    When these rumours came out ( we heard them from other girls he had relationships with) she asked him about his stuff and he laughed it off giving the impression that it was either rumours he had created himself or that they were just rumours created by silly girls. But it was around 2010 when these rumours were getting stronger she told me that she didn’t want to see him anymore and told me about her relationship with him.
    After this certain things happened that I won’t go into regarding myself directly related to the relationship she had with him that fuelled my interest in researching this guy.
    The more she told me about what he was like and the conversations she had had with him the more I thought that there was something not quite right about this guy. Also astound this time we were contacted by several ‘girls’ who had been in relationships with him and had found my GF number or info and contacted her asking about whether she had come into any knowledge about ‘stuff’ on his computer etc and that they new stuff about him and what he had done, at which point my GF contacted the police with this info…
    There is no doubt he would use his charm and rock swagger to get his way on many different occasion but my point here is this…don’t think at any time this man did not have the ability to make choices and decisions about the way he treated other people he had relationships with, he was in no way a victim, he new what he wanted.

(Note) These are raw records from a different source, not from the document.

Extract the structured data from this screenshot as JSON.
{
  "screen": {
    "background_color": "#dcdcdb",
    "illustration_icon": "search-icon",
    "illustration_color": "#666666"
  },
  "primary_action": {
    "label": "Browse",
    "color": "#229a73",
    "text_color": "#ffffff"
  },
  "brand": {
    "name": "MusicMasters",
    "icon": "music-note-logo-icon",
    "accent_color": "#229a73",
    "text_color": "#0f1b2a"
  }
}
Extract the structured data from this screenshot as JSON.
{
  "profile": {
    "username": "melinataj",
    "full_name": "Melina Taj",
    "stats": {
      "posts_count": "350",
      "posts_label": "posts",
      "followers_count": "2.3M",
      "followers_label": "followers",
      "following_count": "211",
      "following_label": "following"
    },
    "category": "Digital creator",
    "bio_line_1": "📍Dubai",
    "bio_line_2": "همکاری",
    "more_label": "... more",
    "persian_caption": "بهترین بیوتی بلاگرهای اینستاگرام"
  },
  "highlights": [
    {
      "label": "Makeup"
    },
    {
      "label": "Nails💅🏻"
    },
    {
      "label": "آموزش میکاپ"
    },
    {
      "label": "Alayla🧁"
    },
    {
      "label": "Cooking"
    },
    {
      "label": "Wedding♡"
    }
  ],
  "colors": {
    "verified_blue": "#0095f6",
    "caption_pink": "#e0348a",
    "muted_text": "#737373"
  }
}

My GF new him since the beginning, when the LP were playing small venues in pubs and clubs etc and she told me he always had this streak of control and a charming manner that could turn dark when he didn’t get what he wanted.
    This guy, in no way deserves sympathy from anyone, he is a control freak who enjoyed to exert his power over others for his own pleasure in the most extreme ways possible…
    The only thing i will agree with in here is that he ‘wasn’t a peadophile’…no he wasn’t…but he loved the power over another so much that he gained pleasure from manipulating young mothers to offer him their children in a showing of loyalty to him and his abuse of those children an extension of the ultimate power over another being, as an object if his desire of that power. This guy was evil and wanted it that way…he sought out that evil an indulged it within himself. He deserves no sympathy, he chose to be who he is, he is the great manipulator. It’s kinda funny, he is almost a caricature of what the ‘evil’ psychopath us supposed to be…the super intelligent, manipulative psychopath who can bend your will to his own…ridiculous!!! He is where he deserves to be…though I would put him to work somewhere so he is of some use to the rest of us.


  15. To be fair I agree why should the whole bands named be tarnished over the shame of one member? I was a huge lostprophets fan and wanted to get lyrics tattoo’d but now I have changed my tone of it Ian Watkins is a sick depraved man and deserve everything he gets yet the other members of the band do not deserve the stigma that they have received if they knew about Watkins a long time before this all came to light im sure that they would have done something about it.